_Directions for this task:_ Where does the string "have" occur in the entries below? Copy every line where it does.

_Entries provided:_

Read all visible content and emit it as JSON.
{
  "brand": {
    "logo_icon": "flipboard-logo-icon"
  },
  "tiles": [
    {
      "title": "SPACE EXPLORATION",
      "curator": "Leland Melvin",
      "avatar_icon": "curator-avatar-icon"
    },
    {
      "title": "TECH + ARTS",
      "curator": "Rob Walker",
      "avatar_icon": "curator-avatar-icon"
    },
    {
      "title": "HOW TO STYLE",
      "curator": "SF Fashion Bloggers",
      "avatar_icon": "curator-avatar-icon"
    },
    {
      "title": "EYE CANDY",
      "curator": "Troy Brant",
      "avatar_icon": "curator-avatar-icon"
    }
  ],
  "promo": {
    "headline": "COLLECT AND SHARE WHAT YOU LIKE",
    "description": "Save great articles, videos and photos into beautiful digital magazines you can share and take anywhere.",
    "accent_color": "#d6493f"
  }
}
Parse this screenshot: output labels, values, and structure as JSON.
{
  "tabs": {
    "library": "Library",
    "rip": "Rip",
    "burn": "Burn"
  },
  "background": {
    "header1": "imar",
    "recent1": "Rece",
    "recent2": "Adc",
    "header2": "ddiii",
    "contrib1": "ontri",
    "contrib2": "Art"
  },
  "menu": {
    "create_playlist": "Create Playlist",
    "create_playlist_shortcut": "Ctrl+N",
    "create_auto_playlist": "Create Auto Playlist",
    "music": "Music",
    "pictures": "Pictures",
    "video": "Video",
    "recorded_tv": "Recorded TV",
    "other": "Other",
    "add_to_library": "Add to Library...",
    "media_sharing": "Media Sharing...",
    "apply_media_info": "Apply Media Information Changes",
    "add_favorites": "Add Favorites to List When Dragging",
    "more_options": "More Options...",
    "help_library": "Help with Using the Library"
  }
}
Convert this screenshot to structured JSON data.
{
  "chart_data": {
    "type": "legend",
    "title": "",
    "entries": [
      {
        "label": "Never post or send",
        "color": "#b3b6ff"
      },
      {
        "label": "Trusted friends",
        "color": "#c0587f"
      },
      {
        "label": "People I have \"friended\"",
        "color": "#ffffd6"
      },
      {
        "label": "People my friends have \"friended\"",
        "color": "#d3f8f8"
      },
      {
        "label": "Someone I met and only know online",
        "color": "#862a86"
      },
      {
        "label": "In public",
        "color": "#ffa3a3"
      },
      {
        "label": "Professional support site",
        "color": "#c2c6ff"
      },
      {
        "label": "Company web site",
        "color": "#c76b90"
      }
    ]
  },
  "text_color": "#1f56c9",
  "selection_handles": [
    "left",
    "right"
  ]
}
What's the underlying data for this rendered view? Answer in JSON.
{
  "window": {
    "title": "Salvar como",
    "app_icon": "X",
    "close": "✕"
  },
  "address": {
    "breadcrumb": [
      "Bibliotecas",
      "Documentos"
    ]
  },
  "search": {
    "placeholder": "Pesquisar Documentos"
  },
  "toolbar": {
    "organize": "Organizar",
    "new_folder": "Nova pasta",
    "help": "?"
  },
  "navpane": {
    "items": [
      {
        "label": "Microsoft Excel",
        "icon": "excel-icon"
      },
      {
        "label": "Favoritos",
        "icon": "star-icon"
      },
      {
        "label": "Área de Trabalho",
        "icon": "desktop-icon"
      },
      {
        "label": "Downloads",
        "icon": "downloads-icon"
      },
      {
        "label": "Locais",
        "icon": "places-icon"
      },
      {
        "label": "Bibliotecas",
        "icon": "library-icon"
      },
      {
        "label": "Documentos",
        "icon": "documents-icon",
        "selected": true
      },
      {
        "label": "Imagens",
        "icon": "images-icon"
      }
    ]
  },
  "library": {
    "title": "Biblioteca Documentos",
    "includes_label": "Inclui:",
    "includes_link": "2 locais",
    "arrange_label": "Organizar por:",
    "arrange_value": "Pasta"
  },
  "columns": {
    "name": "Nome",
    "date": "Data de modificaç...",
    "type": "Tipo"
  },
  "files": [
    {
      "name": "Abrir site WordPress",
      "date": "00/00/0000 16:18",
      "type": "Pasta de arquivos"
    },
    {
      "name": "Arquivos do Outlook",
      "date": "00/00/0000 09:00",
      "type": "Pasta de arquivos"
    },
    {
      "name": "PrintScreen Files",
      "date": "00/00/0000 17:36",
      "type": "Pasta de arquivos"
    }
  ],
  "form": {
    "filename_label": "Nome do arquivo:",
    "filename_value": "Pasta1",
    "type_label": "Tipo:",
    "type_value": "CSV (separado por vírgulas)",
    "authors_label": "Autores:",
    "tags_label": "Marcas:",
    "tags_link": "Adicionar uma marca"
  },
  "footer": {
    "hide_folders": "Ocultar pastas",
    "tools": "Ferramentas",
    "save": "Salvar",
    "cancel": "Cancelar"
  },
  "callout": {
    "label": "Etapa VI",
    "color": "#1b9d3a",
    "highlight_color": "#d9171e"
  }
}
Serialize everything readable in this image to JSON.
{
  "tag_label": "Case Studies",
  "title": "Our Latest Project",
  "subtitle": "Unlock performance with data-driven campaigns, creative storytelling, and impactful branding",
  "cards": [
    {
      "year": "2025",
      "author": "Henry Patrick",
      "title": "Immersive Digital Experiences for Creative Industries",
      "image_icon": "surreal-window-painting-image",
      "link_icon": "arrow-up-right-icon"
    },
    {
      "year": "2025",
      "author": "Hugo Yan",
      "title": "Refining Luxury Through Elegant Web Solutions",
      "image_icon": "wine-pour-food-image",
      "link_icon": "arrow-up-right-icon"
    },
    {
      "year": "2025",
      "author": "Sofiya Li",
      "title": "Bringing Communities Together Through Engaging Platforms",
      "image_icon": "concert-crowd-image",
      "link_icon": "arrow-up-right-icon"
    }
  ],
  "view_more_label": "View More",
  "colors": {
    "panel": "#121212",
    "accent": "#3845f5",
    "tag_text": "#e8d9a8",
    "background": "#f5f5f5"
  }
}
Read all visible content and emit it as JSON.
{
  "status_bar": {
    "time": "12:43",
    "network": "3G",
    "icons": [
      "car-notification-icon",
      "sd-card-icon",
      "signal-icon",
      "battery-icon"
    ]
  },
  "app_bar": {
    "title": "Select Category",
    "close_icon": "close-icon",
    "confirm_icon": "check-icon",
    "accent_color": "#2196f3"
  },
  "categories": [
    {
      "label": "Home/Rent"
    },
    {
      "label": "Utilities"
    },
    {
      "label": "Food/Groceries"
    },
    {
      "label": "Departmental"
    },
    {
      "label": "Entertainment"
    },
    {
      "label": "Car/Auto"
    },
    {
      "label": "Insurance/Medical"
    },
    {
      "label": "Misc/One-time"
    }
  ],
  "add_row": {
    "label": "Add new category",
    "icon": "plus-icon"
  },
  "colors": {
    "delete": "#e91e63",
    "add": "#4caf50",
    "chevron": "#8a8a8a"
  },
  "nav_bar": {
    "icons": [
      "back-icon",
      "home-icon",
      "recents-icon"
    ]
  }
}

_Answer section:_
        "label": "People I have \"friended\"",
        "label": "People my friends have \"friended\"",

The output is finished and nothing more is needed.